One of the great insults of all time is to mention that whatever is to their standard what military music is to music. Military music is as such not that highly regarded, though we of course leave the window open for exceptions and note that even a marching band can be swinging some times.
However, in its defense, military music was mostly created to set the tone when soldiers marched into battle. It was not exactly meant to be used for easy listening. For such things, there was Bach and Beethoven and such. But what about military art? What about the many paintings requested by lords and kings to confirm their glory?
Fortunately, the situation here is a bit different. Paintings were generally create to further enhance the reputation and legend of the depicted, but as a medium it also offered more artistic freedom of expression. As such, paintings like Rembrandt’s The Night Watch. With the full title of The Company of Frans Banning Cocq and Willem van Ruytenburch, the painting depicts a company moving out. As such, the painting has a clearly military theme and yet, it is also counted among the clear masterpieces of Rembrandt.
But not all militarily related art is quite as masterful. Art has been used as part of propaganda throughout time, and e.g. the posters of the third Reich are not considered art by even the most liberal. On the other hand, the posters create by Edward Hopper across the Atlantic might actually qualify.
But maybe the greatest militarily related art is not the art requested by the powers that be at all. Artists are products of their time, people of their era. As such, when actions of war are taking place around an artist, they will often comment on this through the only medium they really know: Their Art. As such, some of the greatest militarily related art is actually comments on military acts rather than work commissioned by the military itself. In fact some painters like Jack Wolfe based many of their works on such expressions of political opinions, as all actions of war are in the end political.
Of course this leaves us with the clear conclusion that military influences do not ruin art the way some claim it affects music. The world of art seems safe, whether it is depicting or commenting on military acts. But then what could square art enough to qualify it for a doubtful comparison with military music? There are some that would claim that religion played that role, and indeed the influence of the church did take away from of the more sensual aspects of the world of art, compared to classic times. This lasted until the renaissance where the same classic art inspired new artists to regain the sensuality. However, while this lack of sensuality can at worst be said to be a temporary setback, it also completely forgets the amazing works fostered by the church. One only have to look at the ceiling of the sixteenths chapel or works like The Last Supper, and we are reminded at how much the world of art also owes to religion.

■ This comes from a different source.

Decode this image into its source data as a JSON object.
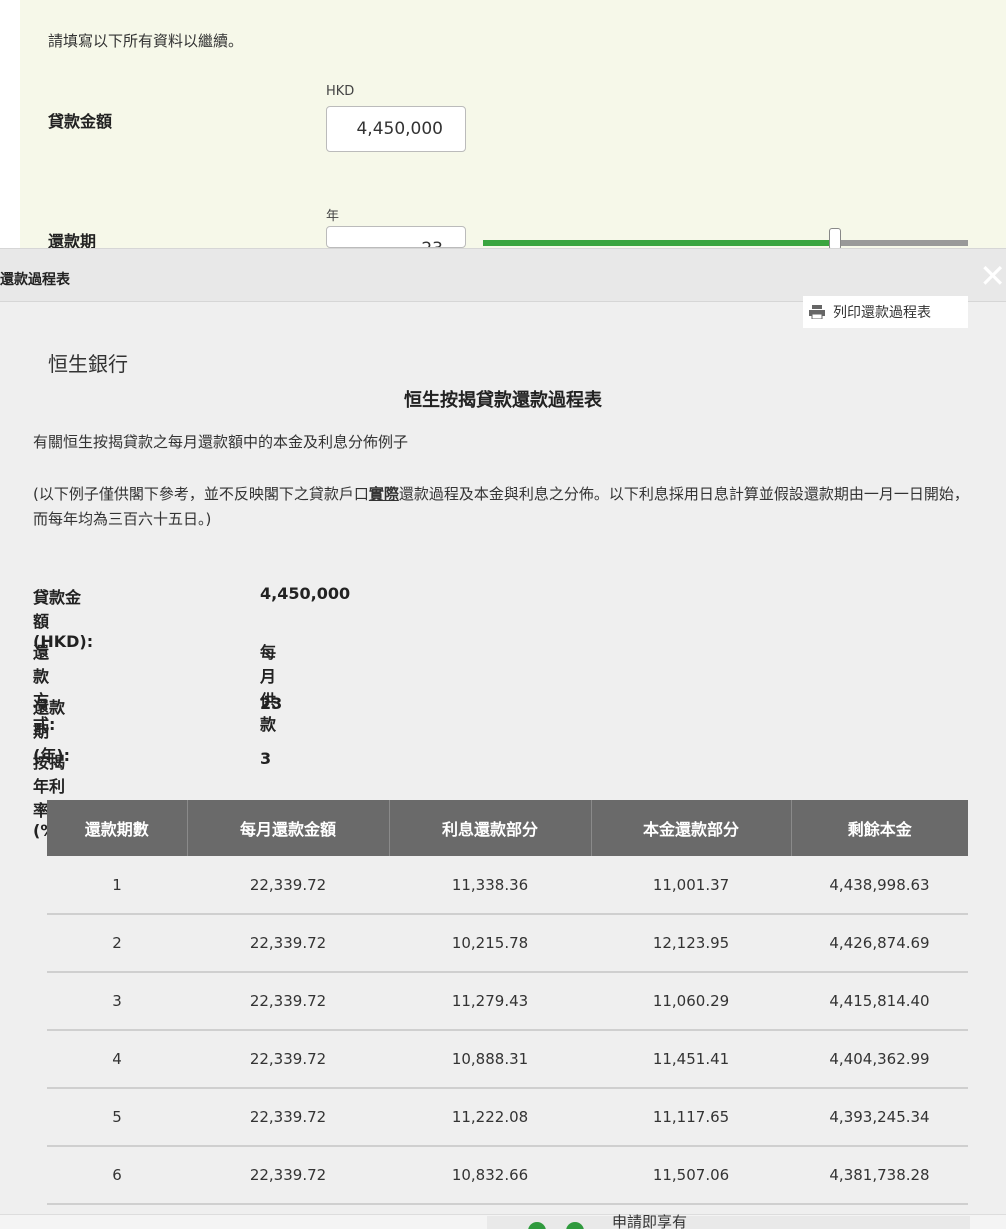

That probably leaves us with just totalitarian regimes to really limit artistic output and make it anything similar to military music. If artistic expression is limited in such a way, if there is no freedom to define ones own expression, then art too can become bland and predictable. But sparing that, art reflects life and society and the times it is created in, and through this, helps us understand more about ourselves, no matter what the subject of the painting might be.